### [What this task involves]
Take the data that follows and return it exactly.
[[ Study material, beginning ]]
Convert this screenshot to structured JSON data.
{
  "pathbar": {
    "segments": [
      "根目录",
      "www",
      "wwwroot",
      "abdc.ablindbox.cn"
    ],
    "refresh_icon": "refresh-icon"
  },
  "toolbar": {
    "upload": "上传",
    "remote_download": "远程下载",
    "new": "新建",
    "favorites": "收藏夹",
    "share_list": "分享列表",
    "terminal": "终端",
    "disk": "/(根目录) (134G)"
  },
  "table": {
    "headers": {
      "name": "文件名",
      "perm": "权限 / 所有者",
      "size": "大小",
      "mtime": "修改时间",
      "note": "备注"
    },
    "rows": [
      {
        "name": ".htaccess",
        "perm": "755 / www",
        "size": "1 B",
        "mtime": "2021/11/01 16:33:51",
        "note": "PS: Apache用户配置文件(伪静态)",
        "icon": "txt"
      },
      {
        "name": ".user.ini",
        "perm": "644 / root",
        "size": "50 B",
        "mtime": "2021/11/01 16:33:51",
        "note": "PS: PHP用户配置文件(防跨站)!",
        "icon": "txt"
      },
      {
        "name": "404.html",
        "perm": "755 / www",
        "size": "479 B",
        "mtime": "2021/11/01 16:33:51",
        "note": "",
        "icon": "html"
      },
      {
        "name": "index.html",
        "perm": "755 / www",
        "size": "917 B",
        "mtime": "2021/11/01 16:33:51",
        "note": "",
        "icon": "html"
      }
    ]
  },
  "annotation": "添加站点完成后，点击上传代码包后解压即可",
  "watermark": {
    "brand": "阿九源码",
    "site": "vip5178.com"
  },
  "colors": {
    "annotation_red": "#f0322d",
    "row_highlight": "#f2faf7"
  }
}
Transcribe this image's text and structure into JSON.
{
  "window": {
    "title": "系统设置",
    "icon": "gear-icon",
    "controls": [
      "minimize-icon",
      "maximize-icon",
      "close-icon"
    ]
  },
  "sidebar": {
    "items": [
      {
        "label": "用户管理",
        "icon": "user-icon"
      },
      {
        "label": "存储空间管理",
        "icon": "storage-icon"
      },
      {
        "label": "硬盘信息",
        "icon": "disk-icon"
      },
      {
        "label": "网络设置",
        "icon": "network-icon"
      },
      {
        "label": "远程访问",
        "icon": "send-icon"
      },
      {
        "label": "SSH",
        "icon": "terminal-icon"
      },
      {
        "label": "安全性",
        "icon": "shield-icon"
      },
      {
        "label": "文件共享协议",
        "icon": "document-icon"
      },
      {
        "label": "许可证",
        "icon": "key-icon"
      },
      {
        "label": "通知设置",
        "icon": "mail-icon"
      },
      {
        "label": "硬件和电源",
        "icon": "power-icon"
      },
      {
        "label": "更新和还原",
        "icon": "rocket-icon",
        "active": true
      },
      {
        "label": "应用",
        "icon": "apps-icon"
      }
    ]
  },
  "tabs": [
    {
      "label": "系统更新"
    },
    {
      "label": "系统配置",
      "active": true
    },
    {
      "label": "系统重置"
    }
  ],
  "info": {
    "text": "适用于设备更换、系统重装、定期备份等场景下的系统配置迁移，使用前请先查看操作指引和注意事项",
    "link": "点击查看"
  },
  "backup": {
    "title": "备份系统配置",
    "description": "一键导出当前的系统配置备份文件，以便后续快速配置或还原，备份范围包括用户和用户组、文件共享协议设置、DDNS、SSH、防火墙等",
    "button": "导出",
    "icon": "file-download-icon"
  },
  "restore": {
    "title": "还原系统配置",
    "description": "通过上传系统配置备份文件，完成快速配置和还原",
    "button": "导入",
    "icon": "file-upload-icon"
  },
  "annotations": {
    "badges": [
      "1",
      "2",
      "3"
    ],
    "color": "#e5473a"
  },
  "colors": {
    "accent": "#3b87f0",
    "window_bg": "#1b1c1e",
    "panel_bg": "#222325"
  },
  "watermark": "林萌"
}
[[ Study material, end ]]
### [Response box]
Convert this screenshot to structured JSON data.
{
  "pathbar": {
    "segments": [
      "根目录",
      "www",
      "wwwroot",
      "abdc.ablindbox.cn"
    ],
    "refresh_icon": "refresh-icon"
  },
  "toolbar": {
    "upload": "上传",
    "remote_download": "远程下载",
    "new": "新建",
    "favorites": "收藏夹",
    "share_list": "分享列表",
    "terminal": "终端",
    "disk": "/(根目录) (134G)"
  },
  "table": {
    "headers": {
      "name": "文件名",
      "perm": "权限 / 所有者",
      "size": "大小",
      "mtime": "修改时间",
      "note": "备注"
    },
    "rows": [
      {
        "name": ".htaccess",
        "perm": "755 / www",
        "size": "1 B",
        "mtime": "2021/11/01 16:33:51",
        "note": "PS: Apache用户配置文件(伪静态)",
        "icon": "txt"
      },
      {
        "name": ".user.ini",
        "perm": "644 / root",
        "size": "50 B",
        "mtime": "2021/11/01 16:33:51",
        "note": "PS: PHP用户配置文件(防跨站)!",
        "icon": "txt"
      },
      {
        "name": "404.html",
        "perm": "755 / www",
        "size": "479 B",
        "mtime": "2021/11/01 16:33:51",
        "note": "",
        "icon": "html"
      },
      {
        "name": "index.html",
        "perm": "755 / www",
        "size": "917 B",
        "mtime": "2021/11/01 16:33:51",
        "note": "",
        "icon": "html"
      }
    ]
  },
  "annotation": "添加站点完成后，点击上传代码包后解压即可",
  "watermark": {
    "brand": "阿九源码",
    "site": "vip5178.com"
  },
  "colors": {
    "annotation_red": "#f0322d",
    "row_highlight": "#f2faf7"
  }
}
Transcribe this image's text and structure into JSON.
{
  "window": {
    "title": "系统设置",
    "icon": "gear-icon",
    "controls": [
      "minimize-icon",
      "maximize-icon",
      "close-icon"
    ]
  },
  "sidebar": {
    "items": [
      {
        "label": "用户管理",
        "icon": "user-icon"
      },
      {
        "label": "存储空间管理",
        "icon": "storage-icon"
      },
      {
        "label": "硬盘信息",
        "icon": "disk-icon"
      },
      {
        "label": "网络设置",
        "icon": "network-icon"
      },
      {
        "label": "远程访问",
        "icon": "send-icon"
      },
      {
        "label": "SSH",
        "icon": "terminal-icon"
      },
      {
        "label": "安全性",
        "icon": "shield-icon"
      },
      {
        "label": "文件共享协议",
        "icon": "document-icon"
      },
      {
        "label": "许可证",
        "icon": "key-icon"
      },
      {
        "label": "通知设置",
        "icon": "mail-icon"
      },
      {
        "label": "硬件和电源",
        "icon": "power-icon"
      },
      {
        "label": "更新和还原",
        "icon": "rocket-icon",
        "active": true
      },
      {
        "label": "应用",
        "icon": "apps-icon"
      }
    ]
  },
  "tabs": [
    {
      "label": "系统更新"
    },
    {
      "label": "系统配置",
      "active": true
    },
    {
      "label": "系统重置"
    }
  ],
  "info": {
    "text": "适用于设备更换、系统重装、定期备份等场景下的系统配置迁移，使用前请先查看操作指引和注意事项",
    "link": "点击查看"
  },
  "backup": {
    "title": "备份系统配置",
    "description": "一键导出当前的系统配置备份文件，以便后续快速配置或还原，备份范围包括用户和用户组、文件共享协议设置、DDNS、SSH、防火墙等",
    "button": "导出",
    "icon": "file-download-icon"
  },
  "restore": {
    "title": "还原系统配置",
    "description": "通过上传系统配置备份文件，完成快速配置和还原",
    "button": "导入",
    "icon": "file-upload-icon"
  },
  "annotations": {
    "badges": [
      "1",
      "2",
      "3"
    ],
    "color": "#e5473a"
  },
  "colors": {
    "accent": "#3b87f0",
    "window_bg": "#1b1c1e",
    "panel_bg": "#222325"
  },
  "watermark": "林萌"
}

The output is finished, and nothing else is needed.